This week’s Yin (1981) reading was interesting in replying to Matthew Miles’ conclusion that “qualitative research on organizations cannot be expected to transcend story-telling.” When Yin mentions that Miles described qualitative research as not rational, and of less scientific value, I remembered one of the first Luker (2010) readings we had done where she discussed the traditional gendered separation between quantitative and qualitative research. I couldn’t help but think that gender wasn’t the main differentiating factor among these different types of research; it seems to also come with perspective. You’ll notice that more traditional scholars tend to have Miles’ sort of perspective because cold hard facts represent that sort of clarity and correctness I guess we strive for as academics. It mirrors that whole concept of our search for the capital-T Truth. Newer, more open and innovative minds embrace all the messy questions and answers that come with studying humans from a social science perspective. In this world, the questions and answers change and evolve as the world evolves (in our case, how information evolves), and it’s necessary for us to also evolve our traditional rigid views of the hard and fast method of studying things accordingly. Qualitative research allows us to linger in the messy data, as opposed to creating a neat narrative.

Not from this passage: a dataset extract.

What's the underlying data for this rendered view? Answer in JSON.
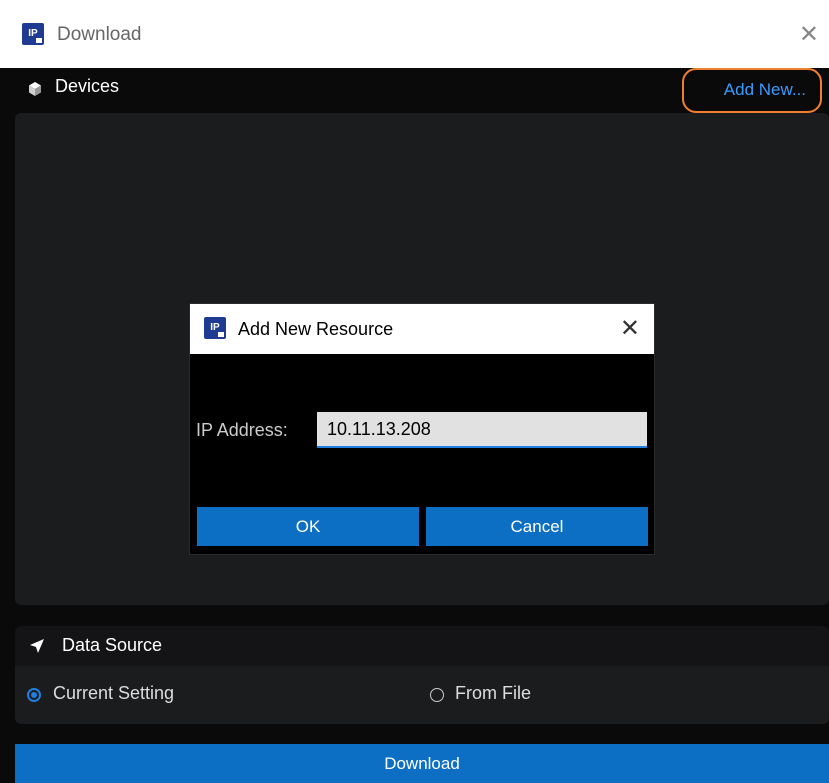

Luker, K. (2010). Salsa dancing into the social sciences. Cambridge, MA: Harvard University Press.
Yin, R.K. (1981). The case study crisis: Some answers. Administrative Science Quarterly, 26(1), 58-65.